What Are Judicial Reviews?

Judge in a court room
Legally reviewed by: Laura Smith In: Regulatory Law

Attribution 2.0 Generic (CC BY 2.0) – maveric2003

A judicial review is a court investigation whereby a judge examines the lawfulness of decisions (or a lack of a decision) made by public bodies. They protect UK individuals from exploitation or unfair treatment caused by state powers acting illegally. This protection helps to uphold democracy.

A judicial review may be used to challenge:

  • Decisions made regarding benefits and welfare provisions
  • A failure of a local authority to provide 
  • Decisions on prisoners’ rights
  • Decisions made regarding accessibility and discrimination

The time limits to make an application for judicial review are very short. Therefore, it is vital to seek expert legal advice as soon as possible after a decision is made.

Reasons Why A Judicial Review Would Overturn A Decision

A judicial review is conducted to challenge unlawful decisions. There are a few different legal reasons that could mean a decision is overturned:

The Decision Was Illegal

If you prove that the decision-maker did not have the legal power to do so, their decision can be overruled by a judge.

The Decision Was Made Through Unfair Procedures

Proving that improper processes led up to and informed the decision, can result in it being reversed by a judge.
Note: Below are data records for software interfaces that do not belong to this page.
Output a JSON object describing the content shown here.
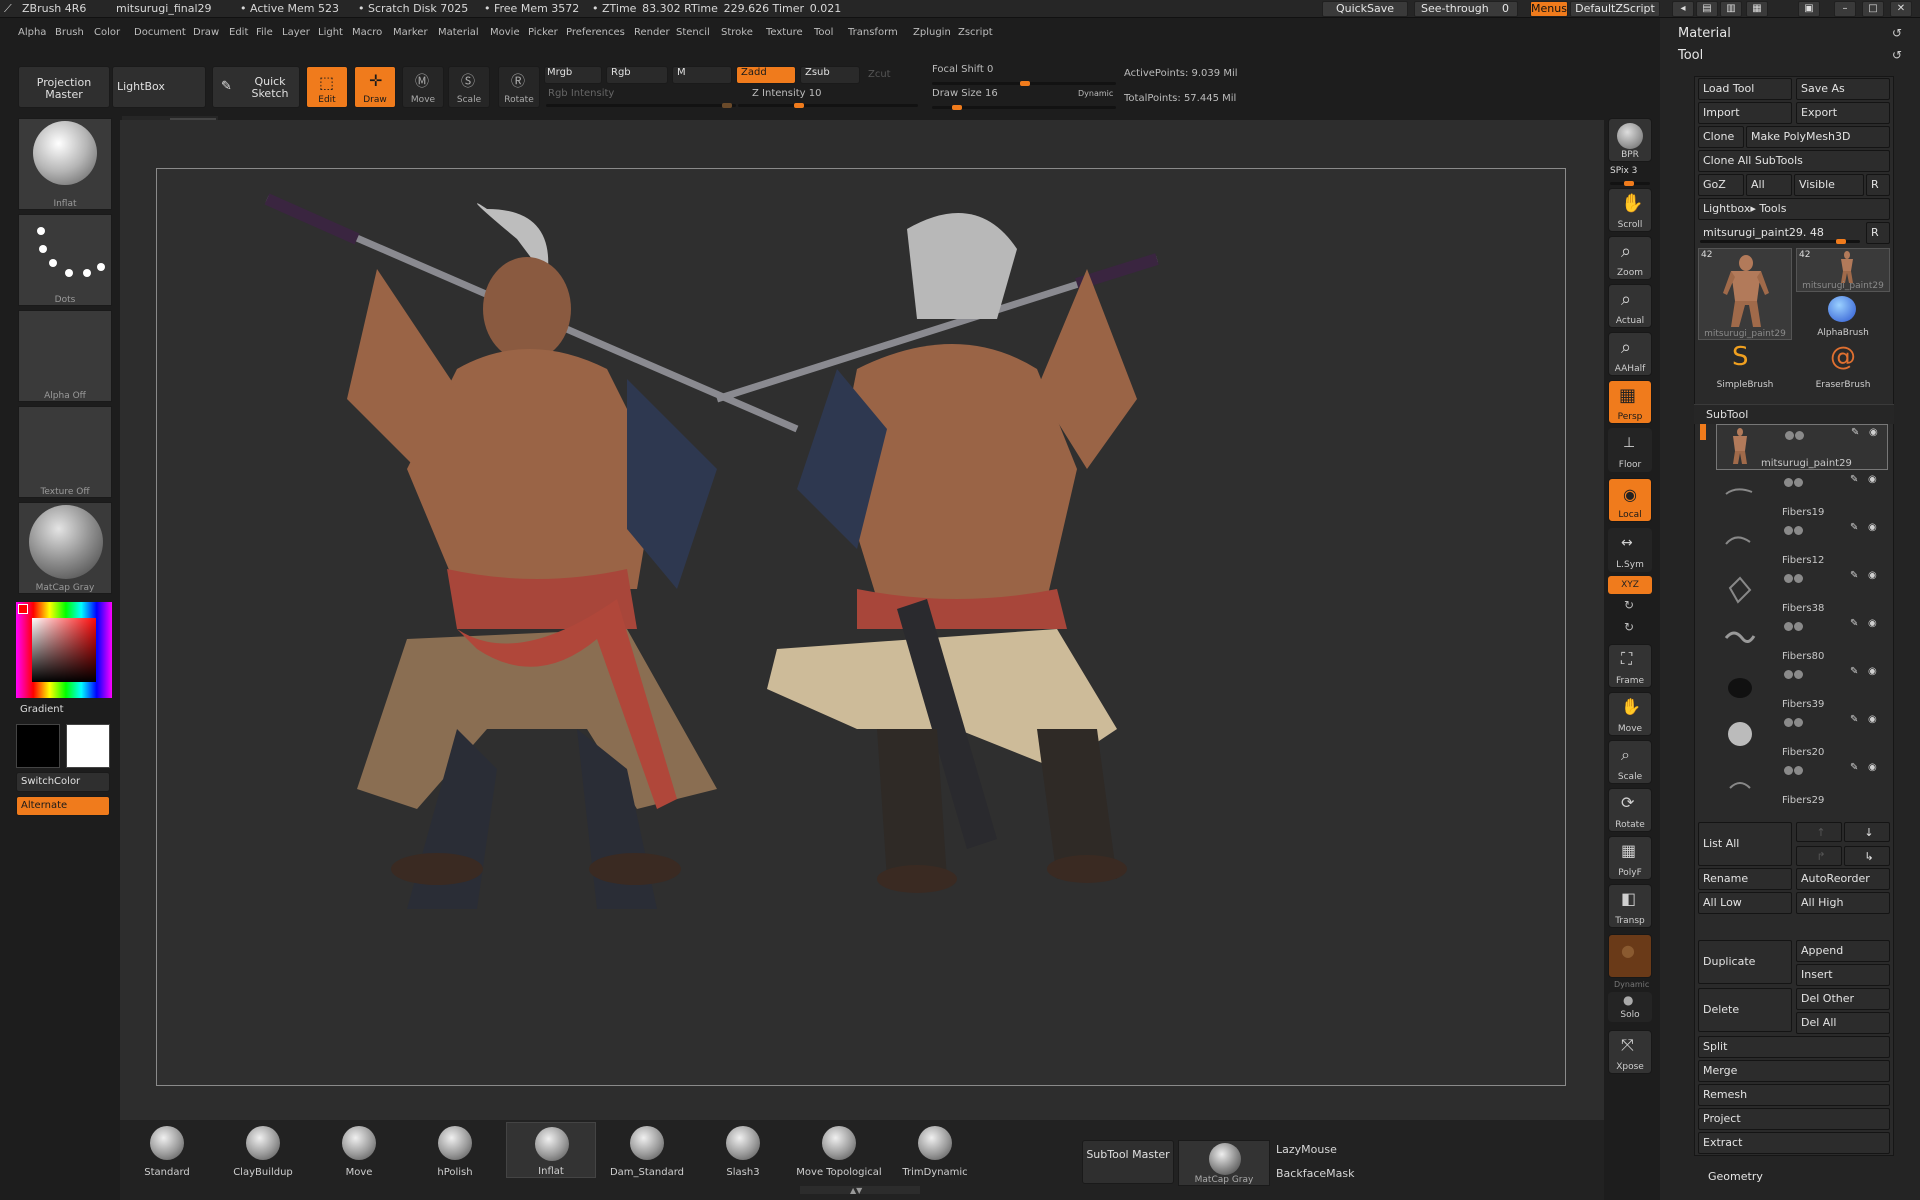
{
  "titlebar": {
    "app": "ZBrush 4R6",
    "file": "mitsurugi_final29",
    "active_mem": "• Active Mem 523",
    "scratch": "• Scratch Disk 7025",
    "free_mem": "• Free Mem 3572",
    "ztime": "• ZTime  83.302 RTime  229.626 Timer  0.021",
    "quicksave": "QuickSave",
    "see_through": "See-through",
    "see_through_val": "0",
    "menus": "Menus",
    "script": "DefaultZScript"
  },
  "menubar": [
    "Alpha",
    "Brush",
    "Color",
    "Document",
    "Draw",
    "Edit",
    "File",
    "Layer",
    "Light",
    "Macro",
    "Marker",
    "Material",
    "Movie",
    "Picker",
    "Preferences",
    "Render",
    "Stencil",
    "Stroke",
    "Texture",
    "Tool",
    "Transform",
    "Zplugin",
    "Zscript"
  ],
  "shelf": {
    "projection_master": "Projection Master",
    "lightbox": "LightBox",
    "quick_sketch": "Quick Sketch",
    "edit": "Edit",
    "draw": "Draw",
    "move": "Move",
    "scale": "Scale",
    "rotate": "Rotate",
    "mrgb": "Mrgb",
    "rgb": "Rgb",
    "m": "M",
    "rgb_intensity": "Rgb Intensity",
    "zadd": "Zadd",
    "zsub": "Zsub",
    "zcut": "Zcut",
    "z_intensity": "Z Intensity 10",
    "focal_shift": "Focal Shift 0",
    "draw_size": "Draw Size 16",
    "dynamic": "Dynamic",
    "active_points": "ActivePoints: 9.039  Mil",
    "total_points": "TotalPoints: 57.445  Mil"
  },
  "left_tray": {
    "brush_label": "Inflat",
    "stroke_label": "Dots",
    "alpha_label": "Alpha  Off",
    "texture_label": "Texture  Off",
    "material_label": "MatCap  Gray",
    "gradient": "Gradient",
    "switch_color": "SwitchColor",
    "alternate": "Alternate"
  },
  "right_tray": [
    "BPR",
    "SPix 3",
    "Scroll",
    "Zoom",
    "Actual",
    "AAHalf",
    "Persp",
    "Floor",
    "Local",
    "L.Sym",
    "XYZ",
    "Frame",
    "Move",
    "Scale",
    "Rotate",
    "PolyF",
    "Transp",
    "Dynamic",
    "Solo",
    "Xpose"
  ],
  "right_panel": {
    "material": "Material",
    "tool": "Tool",
    "load_tool": "Load Tool",
    "save_as": "Save As",
    "import": "Import",
    "export": "Export",
    "clone": "Clone",
    "make_polymesh": "Make PolyMesh3D",
    "clone_all": "Clone  All  SubTools",
    "goz": "GoZ",
    "all": "All",
    "visible": "Visible",
    "r": "R",
    "lightbox_tools": "Lightbox▸ Tools",
    "current_tool": "mitsurugi_paint29. 48",
    "tool_count_1": "42",
    "tool_count_2": "42",
    "thumb_1": "mitsurugi_paint29",
    "thumb_2": "mitsurugi_paint29",
    "alpha_brush": "AlphaBrush",
    "simple_brush": "SimpleBrush",
    "eraser_brush": "EraserBrush",
    "subtool_title": "SubTool",
    "subtools": [
      "mitsurugi_paint29",
      "Fibers19",
      "Fibers12",
      "Fibers38",
      "Fibers80",
      "Fibers39",
      "Fibers20",
      "Fibers29"
    ],
    "list_all": "List  All",
    "rename": "Rename",
    "auto_reorder": "AutoReorder",
    "all_low": "All  Low",
    "all_high": "All  High",
    "duplicate": "Duplicate",
    "append": "Append",
    "insert": "Insert",
    "delete": "Delete",
    "del_other": "Del Other",
    "del_all": "Del All",
    "split": "Split",
    "merge": "Merge",
    "remesh": "Remesh",
    "project": "Project",
    "extract": "Extract",
    "geometry": "Geometry"
  },
  "bottom_shelf": {
    "brushes": [
      "Standard",
      "ClayBuildup",
      "Move",
      "hPolish",
      "Inflat",
      "Dam_Standard",
      "Slash3",
      "Move  Topological",
      "TrimDynamic"
    ],
    "subtool_master": "SubTool Master",
    "matcap": "MatCap  Gray",
    "lazymouse": "LazyMouse",
    "backfacemask": "BackfaceMask"
  }
}
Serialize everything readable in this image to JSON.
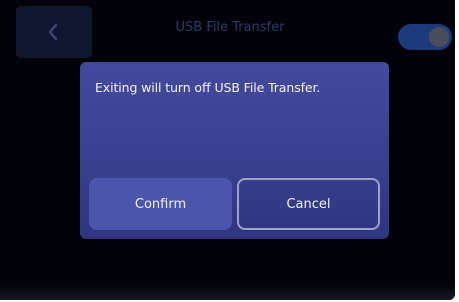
{
  "header": {
    "title": "USB File Transfer",
    "back_icon": "chevron-left-icon",
    "toggle_state": "on"
  },
  "dialog": {
    "message": "Exiting will turn off USB File Transfer.",
    "confirm_label": "Confirm",
    "cancel_label": "Cancel"
  },
  "colors": {
    "dialog_bg": "#3b4293",
    "confirm_bg": "#4c55ac",
    "screen_bg": "#02030a"
  }
}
These unfair processes might include a biased decision maker who should have remained impartial or a lack of adequate representation for individuals who should have been consulted.

The Decision Was Irrational
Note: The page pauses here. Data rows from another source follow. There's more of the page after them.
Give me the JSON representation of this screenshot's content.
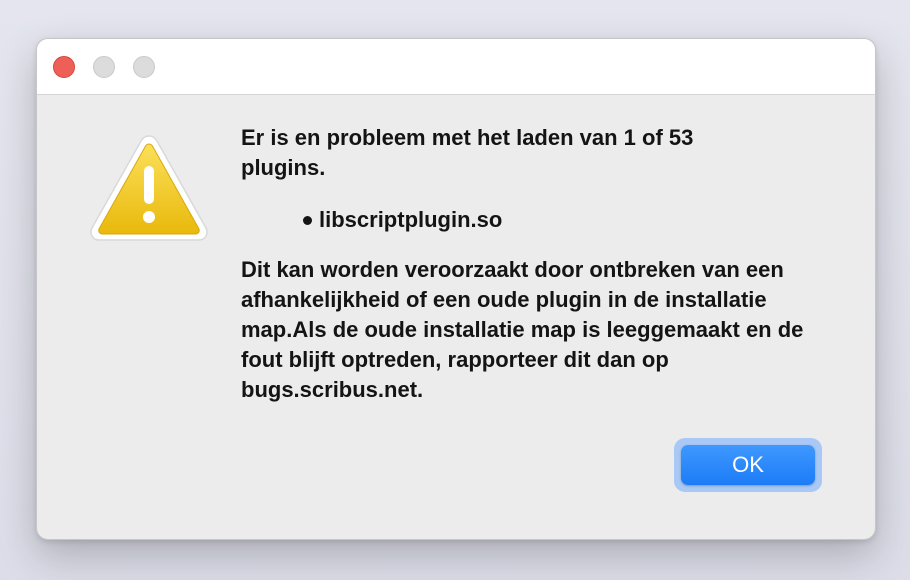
{
  "dialog": {
    "headline": "Er is en probleem met het laden van 1 of 53 plugins.",
    "failed_plugins": [
      "libscriptplugin.so"
    ],
    "detail": "Dit kan worden veroorzaakt door ontbreken van een afhankelijkheid of een oude plugin in de installatie map.Als de oude installatie map is leeggemaakt en de fout blijft optreden, rapporteer dit dan op bugs.scribus.net.",
    "icon": "warning-triangle-icon",
    "ok_label": "OK"
  },
  "colors": {
    "accent": "#1c7cf7",
    "warning": "#f2c518",
    "close_button": "#ee5f58"
  }
}
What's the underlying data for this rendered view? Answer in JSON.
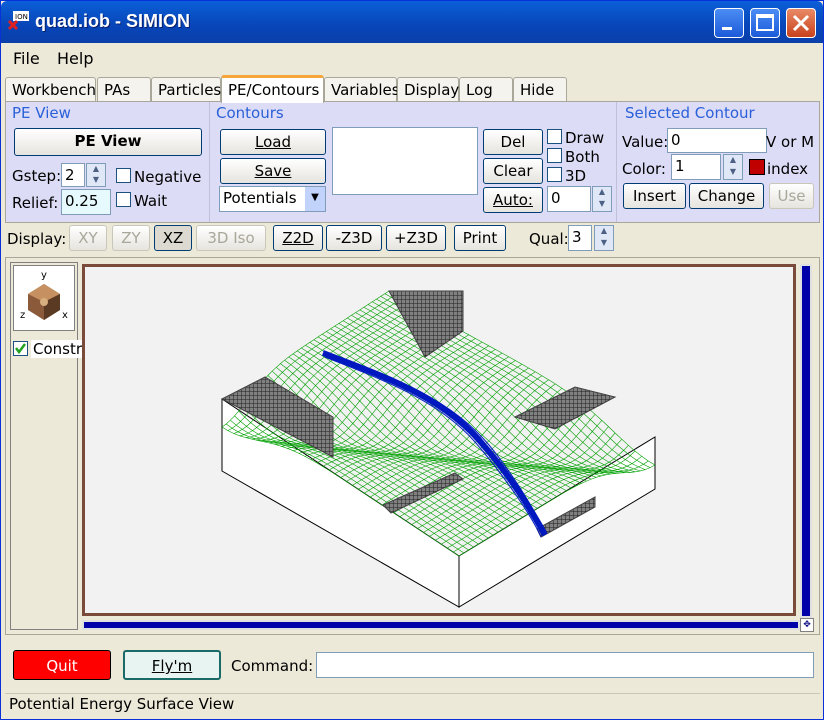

The Law states that the judicial review must find that no reasonable person, acting reasonably, would have made that decision. This reason is the hardest to prove as it is very subjective.

The Decision Breached The Human Rights Act 1998

If a public office or authority breached the 1998 Human Rights Act, a judge could overturn their decision. However, this reasoning is not applicable if the office violated the Act by acting in line with Government instructions.

How To Apply For A Judicial Review

If a decision has affected you that may have been unlawful, irrational, breached the Human Rights Act or made with unfair processes, you can apply for a judicial review.

However, you must apply to a court for permission to take your case further. It is recommended that you attempt to settle the dispute out of court beforehand as reviews can be expensive, stressful and time-consuming. Plus, your case has to be ‘arguable’ to receive a judicial review. Many applications are refused or withdrawn. 

Contact a solicitor for advice on the process.

Making Your application

To make your application, you need to complete an N461 Judicial Claim Form. This form must be filed promptly: within three months of the decision.

You must make your application at the appropriate court. These courts are in London, Birmingham, Leeds, Cardiff and Manchester. Generally, initial permission will be granted in three to five months if your application is successful. Then you can take your case before a judge for review.

For more information on applying for a judicial review, visit the Government website

How Much Does A Judicial Review Cost?

There are costs associated with bringing a case forward for judicial review. As of March 2022, it costs £154 to apply for permission and then £770 to proceed to court. You will also likely incur legal fees for solicitors’ advice and representation throughout your case. These expenses can be claimed back off the defendant if your case is successful, but if not, you may end up paying the defendant’s legal bills.

If required, you may be able to receive free legal support from Civil Legal Advice, this scheme will assess your case and financial situation. 

Cartwright King Legal Aid

Cartwright King offers legal aid covering criminal defence, corporate crime, regulatory law, child care, immigration, health and welfare, family law and motoring offences. We provide legal advice and assistance to our clients, using our experience to guide them through legal processes.

If you want to assess whether you have a case or take one to court, our specialist solicitors can support you through the process. Please contact our team today to discover more about our expert advice or get started. 

Legal Disclaimer.

All advice is correct at time of publication.